The hypocrisy of Senator Christopher Dodd amazes me. Why?
The president joined politicians such as Senator Christopher Dodd, who today called for using “every possible legal means to get the money back.” The bonus pool for 2008 by New York City financial companies was the sixth-largest ever amid record losses in the securities industry, State Comptroller Thomas DiNapoli said in a report yesterday. (link)
So what’s the big deal?
It’s been over seven months since it was revealed that Senate Banking Committee chairman Christopher Dodd (D., Conn.) got a sweetheart deal on his Washington, D.C., townhouse directly from Angelo Mozilo, the CEO of troubled subprime-mortgage lender Countrywide Financial. Participating in the “Friends of Angelo” program saved Dodd about $75,000 on his mortgage, and raised more than a few eyebrows about whether Dodd should be accepting such hefty gifts from entities he’s tasked with overseeing and regulating. (link)

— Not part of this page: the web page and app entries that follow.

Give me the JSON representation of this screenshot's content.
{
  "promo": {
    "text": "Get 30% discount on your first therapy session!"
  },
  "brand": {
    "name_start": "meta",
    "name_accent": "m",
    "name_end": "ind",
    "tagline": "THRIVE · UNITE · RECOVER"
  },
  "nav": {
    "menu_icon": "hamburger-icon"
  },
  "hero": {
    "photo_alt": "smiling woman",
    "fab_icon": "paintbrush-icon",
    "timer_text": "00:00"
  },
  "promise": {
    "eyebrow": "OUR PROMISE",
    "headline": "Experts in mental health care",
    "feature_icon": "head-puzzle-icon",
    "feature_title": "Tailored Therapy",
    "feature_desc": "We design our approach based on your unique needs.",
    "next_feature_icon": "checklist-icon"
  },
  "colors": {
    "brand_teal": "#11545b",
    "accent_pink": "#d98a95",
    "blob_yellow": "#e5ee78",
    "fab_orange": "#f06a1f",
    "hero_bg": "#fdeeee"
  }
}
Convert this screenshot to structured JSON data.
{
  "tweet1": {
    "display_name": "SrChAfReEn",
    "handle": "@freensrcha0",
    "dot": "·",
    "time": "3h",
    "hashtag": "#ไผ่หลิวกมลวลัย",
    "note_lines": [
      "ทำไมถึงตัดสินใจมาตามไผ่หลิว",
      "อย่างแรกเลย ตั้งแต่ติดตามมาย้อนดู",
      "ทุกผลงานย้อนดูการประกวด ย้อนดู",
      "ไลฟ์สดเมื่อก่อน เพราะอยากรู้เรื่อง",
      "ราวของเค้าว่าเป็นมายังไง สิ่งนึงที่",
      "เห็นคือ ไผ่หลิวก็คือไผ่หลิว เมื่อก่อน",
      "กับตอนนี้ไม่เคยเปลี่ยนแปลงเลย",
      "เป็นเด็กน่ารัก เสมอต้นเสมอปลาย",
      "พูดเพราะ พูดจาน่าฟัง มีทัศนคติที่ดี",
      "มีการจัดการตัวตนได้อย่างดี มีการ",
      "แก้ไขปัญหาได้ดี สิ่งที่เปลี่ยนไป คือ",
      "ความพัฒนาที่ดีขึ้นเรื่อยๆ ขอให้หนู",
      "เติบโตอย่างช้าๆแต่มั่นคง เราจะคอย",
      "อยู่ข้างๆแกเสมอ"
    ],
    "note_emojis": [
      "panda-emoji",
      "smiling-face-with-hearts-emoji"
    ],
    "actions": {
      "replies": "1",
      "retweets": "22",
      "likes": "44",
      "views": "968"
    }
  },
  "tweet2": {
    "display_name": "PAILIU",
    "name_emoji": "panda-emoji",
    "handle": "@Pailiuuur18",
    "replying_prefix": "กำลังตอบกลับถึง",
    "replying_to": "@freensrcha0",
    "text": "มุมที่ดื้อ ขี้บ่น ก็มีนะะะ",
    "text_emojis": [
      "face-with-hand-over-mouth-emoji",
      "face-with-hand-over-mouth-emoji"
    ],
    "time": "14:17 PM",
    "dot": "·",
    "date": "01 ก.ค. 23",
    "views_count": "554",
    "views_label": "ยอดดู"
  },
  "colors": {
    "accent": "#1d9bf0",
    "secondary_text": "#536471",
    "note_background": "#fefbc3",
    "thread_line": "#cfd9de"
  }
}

To be clear, Dodd wants all those naughty Wall Street peeps to give back their bonuse, but I see nothing in the news about him offering to make up the $75,000 break he received from a company involved directly in the current economic mess.
I believe we should be asking hard questions asked about Wall Street bonuses paid out in 2008, particularly if they were paid with tax dollars. However, I find it tacky that one individual who is doing so sees nothing wrong with receiving what amounts to a questionable bonus.
If we’re truly suffering from a “crisis of confidence,” according to Dodd, then how do his actions help counteract that confidence? Don’t talk to me about how Wall Street should behave when it’s still unclear whether your hands are any cleaner.
Change Congress Makes Sense
Dodd’s case is neither unusual nor limited to either political party. What makes this situation so frustrating is the lack of transparency. One of the reasons I’m enchanted (yes, enchanted) with Larry Lessig’s Change Congress movement is it’s position “that politicians should work for the people, not special interests.” You can’t get much more transparent. Even more powerful is its acknowledgment that the system itself has to be reformed in order for change to happen.
Currently, Change Congress is calling for a donor strike and they’ve hit the $500,000 mark:
“I’m pledging not to donate to any federal candidate unless they support legislation making congressional elections citizen-funded, not special-interest funded.”
This language gives me confidence in the potential for my government to be better than it is today. Dodd calling for “every possible legal means” does not instill confidence because his actions bely the words. Whether you agree with President Obama’s agenda, one piece that we can all get behind, regardless of affiliation, is that things need to change. What are you doing to effect that change?